Ashley: For me, before writing Geekerella I knew I wanted to create an organic fandom, I wanted to create a TV show, and I knew what kind of TV show. I opened up an excel spreadsheet and I decided on 54 episodes because Fullmetal Alchemist: Brotherhood is 54 episodes and that's one of my favourite animes (Me: mine too). So I was like I have to do 54 so I did and I labelled out each of the episodes and I plotted each episode because Starfield is cannon in syndication meaning any episode can be aired whenever and don't need to be aired in a particular order. I had to craft every single story to be part of itself but also part of a bigger cannon, a bigger story and it took a loooong time. I still have the spreadsheet and my publisher was like "Can we use that for something?" and I was like "Nooooo." It's terrible, there are entire episodes where nothing happens but then for Princess and the Fangirl I got to bring in a villain I wrote into one of the episodes as a villain for the second movie basically. That's General Sond and he has an even bigger role in the third book coming out, which is a Beauty and the Beast retelling.
Kristina: For The Sweet Black Waves world which is a Tristain and Isolde retelling I went back and looked at all of the different medieval versions of it and figured out which were the recurring episodes and how they would look from my main character's point of view. She's the Lady's maid who is usually just a very minor secondary character. I had a lot of source material to work with then I created a framework to keep everything straight.
Coming to the few final questions, one I always love to ask is what do you want to see next from the YA world? Are there any themes or issues you'd like to see explored more?
Kristina: I think more women in STEM, for sure. More science books, more diverse fantasies from all over the world and more f/f pairings.
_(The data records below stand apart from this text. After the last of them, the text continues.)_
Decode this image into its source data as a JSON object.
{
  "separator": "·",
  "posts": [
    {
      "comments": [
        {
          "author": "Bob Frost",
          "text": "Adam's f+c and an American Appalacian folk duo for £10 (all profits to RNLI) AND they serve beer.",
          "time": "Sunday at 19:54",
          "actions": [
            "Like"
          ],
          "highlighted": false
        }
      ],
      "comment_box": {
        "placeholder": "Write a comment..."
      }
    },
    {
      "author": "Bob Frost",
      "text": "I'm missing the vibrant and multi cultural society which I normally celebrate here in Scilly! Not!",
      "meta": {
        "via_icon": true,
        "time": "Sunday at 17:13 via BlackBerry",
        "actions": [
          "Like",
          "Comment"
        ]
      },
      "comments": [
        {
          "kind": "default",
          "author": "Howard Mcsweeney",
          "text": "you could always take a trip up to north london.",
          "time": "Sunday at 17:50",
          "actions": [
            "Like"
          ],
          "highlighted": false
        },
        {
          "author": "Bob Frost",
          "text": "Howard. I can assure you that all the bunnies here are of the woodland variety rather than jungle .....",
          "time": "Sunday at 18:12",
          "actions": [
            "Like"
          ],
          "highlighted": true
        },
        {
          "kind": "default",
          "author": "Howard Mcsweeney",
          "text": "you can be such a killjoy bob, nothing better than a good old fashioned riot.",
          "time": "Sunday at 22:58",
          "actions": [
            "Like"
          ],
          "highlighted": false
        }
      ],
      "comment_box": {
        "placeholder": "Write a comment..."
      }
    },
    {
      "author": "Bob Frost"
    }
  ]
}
Ashley: I want to see more fandom books but I want to see them from diverse authors. I want to see a broader range for fangirl and fanboy books and books that involve geek culture because it's really different depending on how you're raised and where you're from. I want to see more voices in the mix.
A few little quick fire questions to finish:
Ashley: Peanut Butter.
Kristina: Veal Parmesan.
Ashley: Beauty and the Beast, the animated one.
Kristina: Maybe, the Neverending Story.
Night or day? Are you a night owl or an early bird?
Summer or winter?
Ashley: Winter night at Disney world in the magic kingdom. (Kristina: Very specific!)
What are you currently reading?
Kristina: I really enjoyed Girls of Paper and Fire by Natasha Ngan.
And that's it for this interview, thank you both for your wonderful and insightful answers and for all the giggles.
A huge thank you to Waterstones Manchester Deansgate for hosting the event and allowing me to interview these two brilliant authors.
Have you read either of their books?
What did you think?
Thank you for reading,